At the risk of angering some of you, I do also have to report something that happened with Trump over the weekend. Trump visited Iowa, but his supporters there took to Twitter to express concern that he seemed out of sorts, lacking energy, lacking the passion they have come to expect from him, and shockingly, he only stayed at the County Fair for a very short while, disappointing many of his biggest fans, and causing questions about his ability to do the job to rise up in hushed tones. Though if asked directly, they would adamantly insist he is more than capable. At 77, however, he isn’t far behind Biden. Whether he has enough gas in the tank left is a fair question, however. Trump has been known as a man with a voracious appetite for a good fight, yet he has declared he will not participate in debates. He claims it’s because he’s so far ahead in the polls that the primary is already over.

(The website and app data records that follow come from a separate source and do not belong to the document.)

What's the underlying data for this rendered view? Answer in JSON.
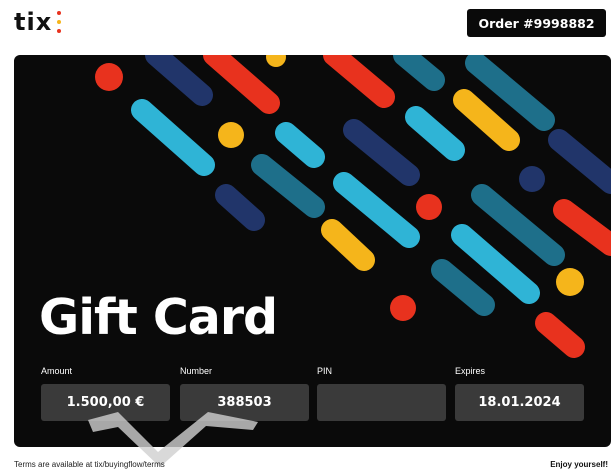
{
  "logo": {
    "text": "tix",
    "dot_colors": [
      "#e8321e",
      "#f5b51b",
      "#e8321e"
    ]
  },
  "header": {
    "order_label": "Order #9998882"
  },
  "card": {
    "title": "Gift Card",
    "fields": [
      {
        "label": "Amount",
        "value": "1.500,00 €"
      },
      {
        "label": "Number",
        "value": "388503"
      },
      {
        "label": "PIN",
        "value": ""
      },
      {
        "label": "Expires",
        "value": "18.01.2024"
      }
    ],
    "colors": {
      "background": "#0a0a0a",
      "red": "#e8321e",
      "yellow": "#f5b51b",
      "cyan": "#2fb4d6",
      "teal": "#1e6f8a",
      "navy": "#21356a",
      "field_box": "#3a3a3a"
    }
  },
  "footer": {
    "terms": "Terms are available at tix/buyingflow/terms",
    "tagline": "Enjoy yourself!"
  }
}
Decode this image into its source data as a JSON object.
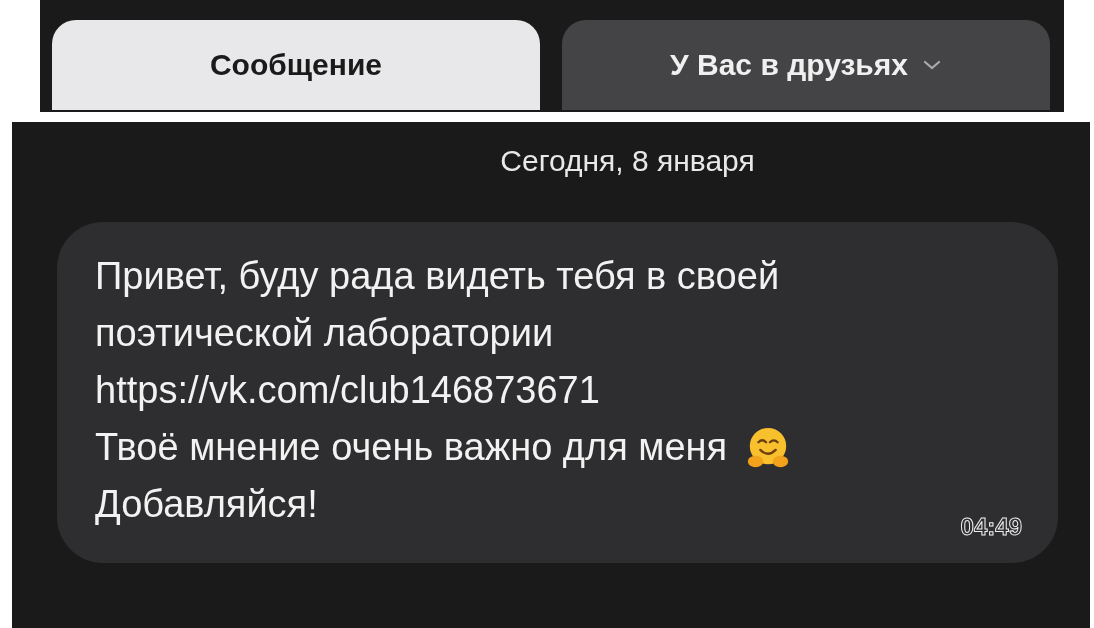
{
  "actions": [
    {
      "label": "Сообщение",
      "kind": "primary",
      "caret": false
    },
    {
      "label": "У Вас в друзьях",
      "kind": "secondary",
      "caret": true
    }
  ],
  "date_separator": "Сегодня, 8 января",
  "message": {
    "parts": [
      {
        "kind": "text",
        "text": "Привет, буду рада видеть тебя в своей поэтической лаборатории"
      },
      {
        "kind": "link",
        "text": "https://vk.com/club146873671"
      },
      {
        "kind": "text",
        "text": "Твоё мнение очень важно для меня",
        "emoji": true
      },
      {
        "kind": "text",
        "text": "Добавляйся!"
      }
    ],
    "time": "04:49"
  }
}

Yet Primary season is only in its infancy, and while Trump does have a high floor, anything can happen in the polls, and his strategy also doesn’t consider ground game, and its impact on these forthcoming primary votes. It’s an odd choice, considering that he has a long history of absolutely crushing his opponents in debates to the thunderous cheers of his supporters. This decision is causing some to speculate that Trump is also getting too old for this. I, however, will leave that to the reader to determine for themselves.
It’s absolutely true that age doesn’t always mean declining health. Romney, for all his faults, seems fine, so far, but for how much longer? And more likely than not, Trump is also fine, and concerns about his health are overblown. But that there are so many elected officials in the 70s and 80s, and some even older does raise a question about whether or not there ought to be a maximum age for serving in our government. After all, the age of retirement in our country is 65. Shouldn’t our seniors be able to retire and enjoy their golden years? What is it about Congress that causes them to cling to their seats almost until their last breath?
Perhaps the incentive to retire is not as great as it once was. I have family members who have retired and barely receive enough to scrape by. If they had it to do over again, many of them would not retire, as the time they have is spent trying to stretch a single meager stipend till the end of the month. Many retirees who were not able to build a healthy nest egg don’t have enough to be able to enjoy their golden years. In fact, some are living with their kids, not to help the kids, but because it cuts their own expenses down to something more manageable. Could this be why our congressmen and women won’t retire? Given that many in Congress have personal wealth well into the millions, I doubt it.
I worry, however, that it may be that the parties feel that if a certain representative or senator were to retire, it would make that seat vulnerable to capture by the other party or an “undesirable” faction of their own party. Or perhaps the family of those members are afraid of losing the power of their family names? I wonder if keeping people in positions of power who have clear cognitive, or health concerns is truly in the best interests of that individual. And are we not engaging in elder abuse by insisting that they not retire, and stay in power because of our own fears of who might be next?
Whatever is at the heart of this problem, McConnel’s recent cognitive lock-up revealed that we are well past time in raising the question of what to do about this problem. Perhaps, since the Constitution has a minimum age of 35, a maximum age of 70 is an appropriate answer. Perhaps these leaders should just be pressured to retire. Or perhaps the voters need to consider the age and health of the candidates when they vote. Whatever the solution, it’s clear this is a conversation we should be having.